THE TASK: Your copy must hold all of the data below, unchanged and without images.
────────
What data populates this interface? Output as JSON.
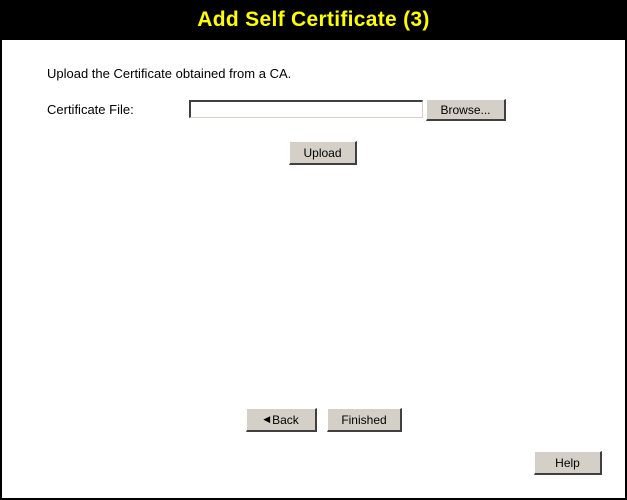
{
  "header": {
    "title": "Add Self Certificate (3)"
  },
  "form": {
    "intro": "Upload the Certificate obtained from a CA.",
    "certificate_label": "Certificate File:",
    "certificate_value": "",
    "browse_label": "Browse...",
    "upload_label": "Upload"
  },
  "footer": {
    "back_label": "Back",
    "finished_label": "Finished",
    "help_label": "Help"
  },
  "icons": {
    "back": "chevron-left-icon"
  },
  "colors": {
    "title_bg": "#000000",
    "title_text": "#ffff00",
    "button_face": "#d4d0c8"
  }
}
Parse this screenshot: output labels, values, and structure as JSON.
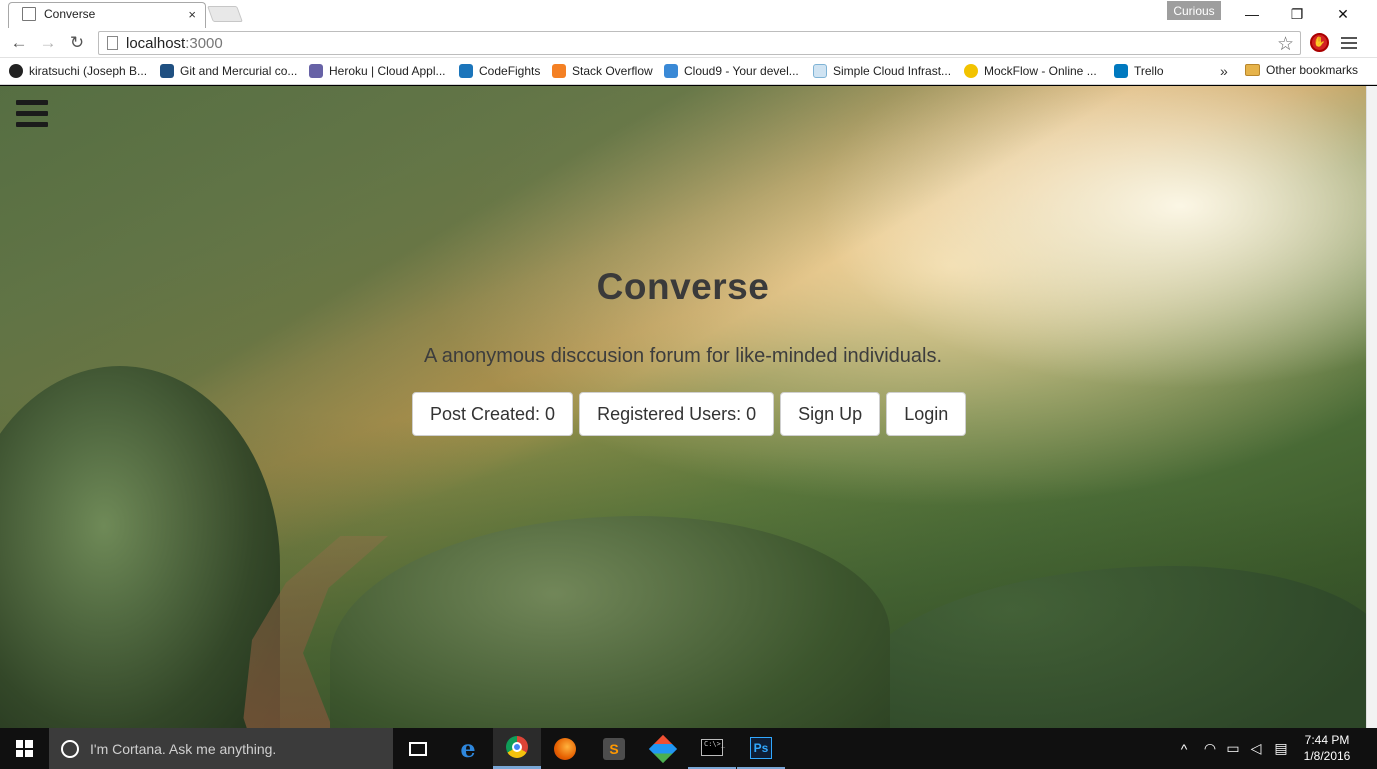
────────
OUTPUT OF THE TASK:
What data populates this interface? Output as JSON.
{
  "header": {
    "title": "Add Self Certificate (3)"
  },
  "form": {
    "intro": "Upload the Certificate obtained from a CA.",
    "certificate_label": "Certificate File:",
    "certificate_value": "",
    "browse_label": "Browse...",
    "upload_label": "Upload"
  },
  "footer": {
    "back_label": "Back",
    "finished_label": "Finished",
    "help_label": "Help"
  },
  "icons": {
    "back": "chevron-left-icon"
  },
  "colors": {
    "title_bg": "#000000",
    "title_text": "#ffff00",
    "button_face": "#d4d0c8"
  }
}
Parse this screenshot: output labels, values, and structure as JSON.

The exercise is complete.